Before the talk proper, there was a special session for blind and partially sighted people. The museum staff had prepared a special “audio description” of the harp, and embossed line drawings of it, and the blind and partially sighted attendees also had lots of opportunity to touch and feel the carving and decoration on the harp.
For the talk itself I concentrated on the ceremonial music of the old harp traditions. I tried to tie the discussion in with the objects on display; “Gosteg yr Halen” from the Robert ap Huw manuscript went with a 16th century silver salt cellar; I read a translation from George Buchanan’s history of Scotland, a first edition of which is on display in the gallery; and we compared both the decoration on the harp as well as the structure of the music with a carved Pictish cross slab that stands in the museum.
Finally, to tie in with the 600th anniversary of the founding of the University, in 1411, I played a piece of music for another 600th anniversary: “the Battle of Harlaw”, which commemorates and describes this famous and bloody battle which was fought in Aberdeenshire in July 1411.
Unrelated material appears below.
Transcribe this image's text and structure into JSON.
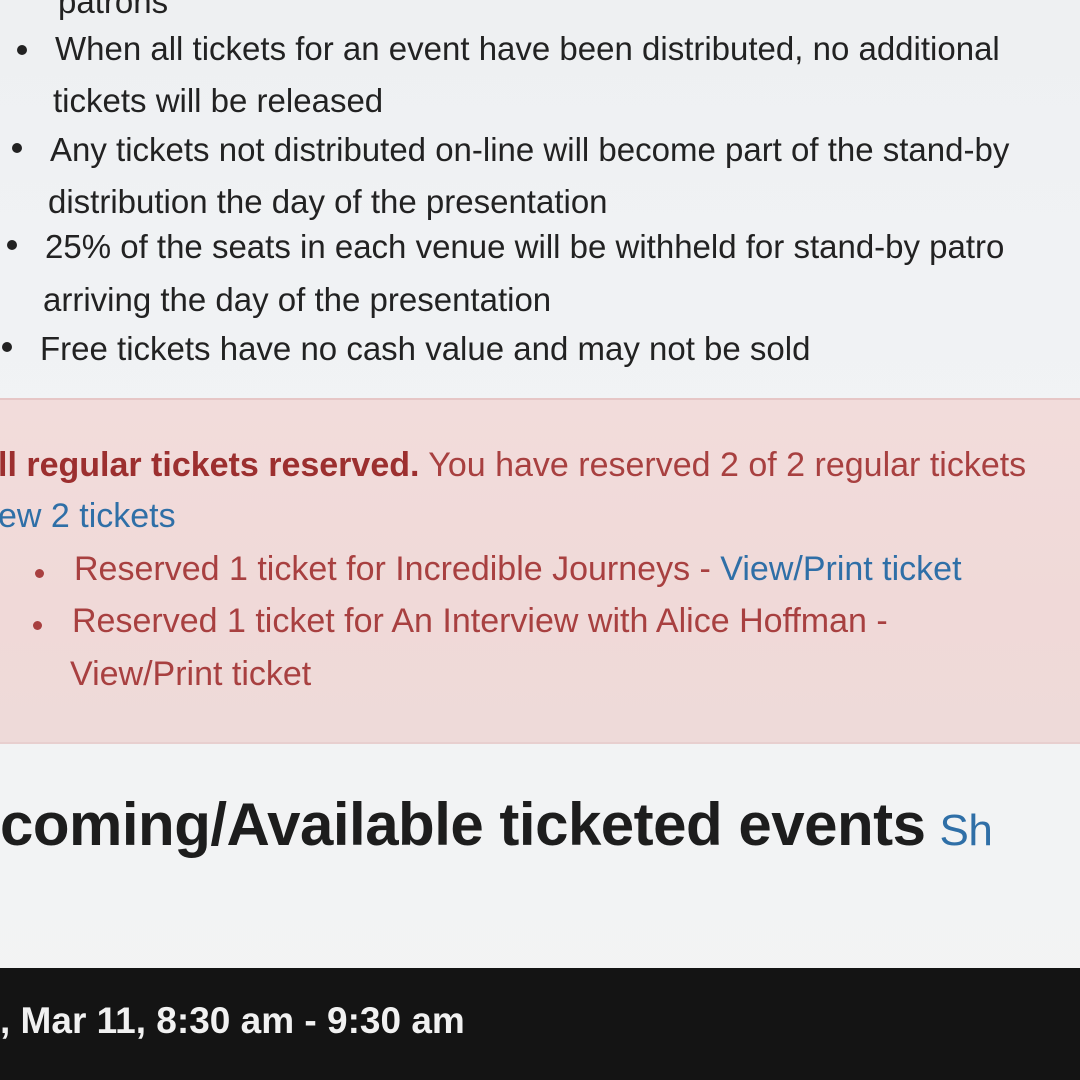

This stanza is preserved in the Book of Aneirin, as part of The Gododdin, a cycle of early medieval poetry from Edinburgh and the South of Scotland. This stanza is actually quite seperate from the rest of the poem, and is about a battle that was fought near Glasgow in the year 642. The poem is in the Old Welsh language of the Strathclyde Britons, who were the victors. Domnall Brecc was leader of the South Argyll Gaels, and he was killed by Eugein, grandson of Neithon, king of Strathclyde. This is a highly experimental performance and I apologise for my poor pronunciation and erratic lyre playing.
On Tuesday 6th July at 12.45pm, historical harp specialist Simon Chadwick will be playing medieval battle music in the ruins of St Andrews Cathedral.
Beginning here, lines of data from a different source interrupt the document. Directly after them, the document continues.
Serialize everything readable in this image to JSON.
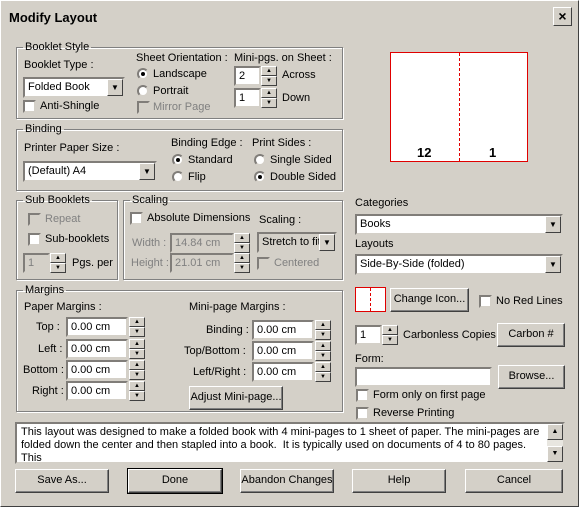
{
  "window": {
    "title": "Modify Layout",
    "close": "×"
  },
  "booklet_style": {
    "legend": "Booklet Style",
    "type_label": "Booklet Type :",
    "type_value": "Folded Book",
    "anti_shingle": "Anti-Shingle",
    "orientation_label": "Sheet Orientation :",
    "landscape": "Landscape",
    "portrait": "Portrait",
    "mirror_page": "Mirror Page",
    "minipgs_label": "Mini-pgs. on Sheet :",
    "across_value": "2",
    "across_label": "Across",
    "down_value": "1",
    "down_label": "Down"
  },
  "binding": {
    "legend": "Binding",
    "paper_size_label": "Printer Paper Size :",
    "paper_size_value": "(Default) A4",
    "edge_label": "Binding Edge :",
    "standard": "Standard",
    "flip": "Flip",
    "sides_label": "Print Sides :",
    "single": "Single Sided",
    "double": "Double Sided"
  },
  "sub_booklets": {
    "legend": "Sub Booklets",
    "repeat": "Repeat",
    "sub_booklets": "Sub-booklets",
    "pgs_value": "1",
    "pgs_label": "Pgs. per"
  },
  "scaling": {
    "legend": "Scaling",
    "absolute": "Absolute Dimensions",
    "scaling_label": "Scaling :",
    "scaling_value": "Stretch to fit",
    "width_label": "Width :",
    "width_value": "14.84 cm",
    "height_label": "Height :",
    "height_value": "21.01 cm",
    "centered": "Centered"
  },
  "margins": {
    "legend": "Margins",
    "paper_label": "Paper Margins :",
    "top_label": "Top :",
    "top_value": "0.00 cm",
    "left_label": "Left :",
    "left_value": "0.00 cm",
    "bottom_label": "Bottom :",
    "bottom_value": "0.00 cm",
    "right_label": "Right :",
    "right_value": "0.00 cm",
    "mini_label": "Mini-page Margins :",
    "binding_label": "Binding :",
    "binding_value": "0.00 cm",
    "topbottom_label": "Top/Bottom :",
    "topbottom_value": "0.00 cm",
    "leftright_label": "Left/Right :",
    "leftright_value": "0.00 cm",
    "adjust_button": "Adjust Mini-page..."
  },
  "preview": {
    "left_page": "12",
    "right_page": "1"
  },
  "right": {
    "categories_label": "Categories",
    "categories_value": "Books",
    "layouts_label": "Layouts",
    "layouts_value": "Side-By-Side (folded)",
    "change_icon": "Change Icon...",
    "no_red_lines": "No Red Lines",
    "carbonless_value": "1",
    "carbonless_label": "Carbonless Copies",
    "carbon_button": "Carbon #",
    "form_label": "Form:",
    "form_value": "",
    "browse": "Browse...",
    "form_first": "Form only on first page",
    "reverse": "Reverse Printing"
  },
  "description": "This layout was designed to make a folded book with 4 mini-pages to 1 sheet of paper. The mini-pages are folded down the center and then stapled into a book.  It is typically used on documents of 4 to 80 pages.  This",
  "buttons": {
    "save_as": "Save As...",
    "done": "Done",
    "abandon": "Abandon Changes",
    "help": "Help",
    "cancel": "Cancel"
  }
}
Using his decorated replica of the medieval Scottish ‘Queen Mary’ harp with gold and silver wire strings, Simon will play Scottish music from the thirteenth to the sixteenth century.
The programme will include ‘The Battle of Harlaw’, celebrating the bloody fighting in Aberdeenshire in 1411, and ‘Hei Tuti Teti’, reputedly Robert the Bruce’s march, and later used by Robert Burns for his song ‘Scots Wha Hae’.
This event is part of Simon’s summer series of medieval harp concerts in the cathedral. Performed in the Priors House, a medieval vaulted chamber set within the ruins of the Cathedral in St Andrews, this series brings to life different aspects of ancient and historical Scottish music.
The last concert, in June, focussed on medieval church music and included pieces from the ‘St Andrews Music Book’ – a medieval manuscript compiled and written in St Andrews in the 13th century, which is now preserved in a library in Germany. For August, Simon will play grand Gaelic laments, weeping for the fallen and commemorating great cheiftains and warriors. But this next recital on 6th July will draw together tunes from very disparate sources to paint a picture of the ceremonial and martial music of court and castle in medieval Scotland.
The harp Simon uses is a unique replica of the clarsach of Mary Queen of Scots. The 500-year-old original is preserved in a glass case in the National Museum in Edinburgh, as featured on the BBC’s “Reporting Scotland” last week, with Simon providing musical accompaniment! Simon commissioned his replica from Irish harp maker Davy Patton in 2006-7. With its amazing soundbox carved out of a single huge willow log, and its intricate carved and painted decoration, the replica harp is a precious medieval art object that fits very well into the ancient ambience of the cathedral.
Admission is free. Tickets can be reserved in advance by calling the Cathedral visitor centre on 01334 472563.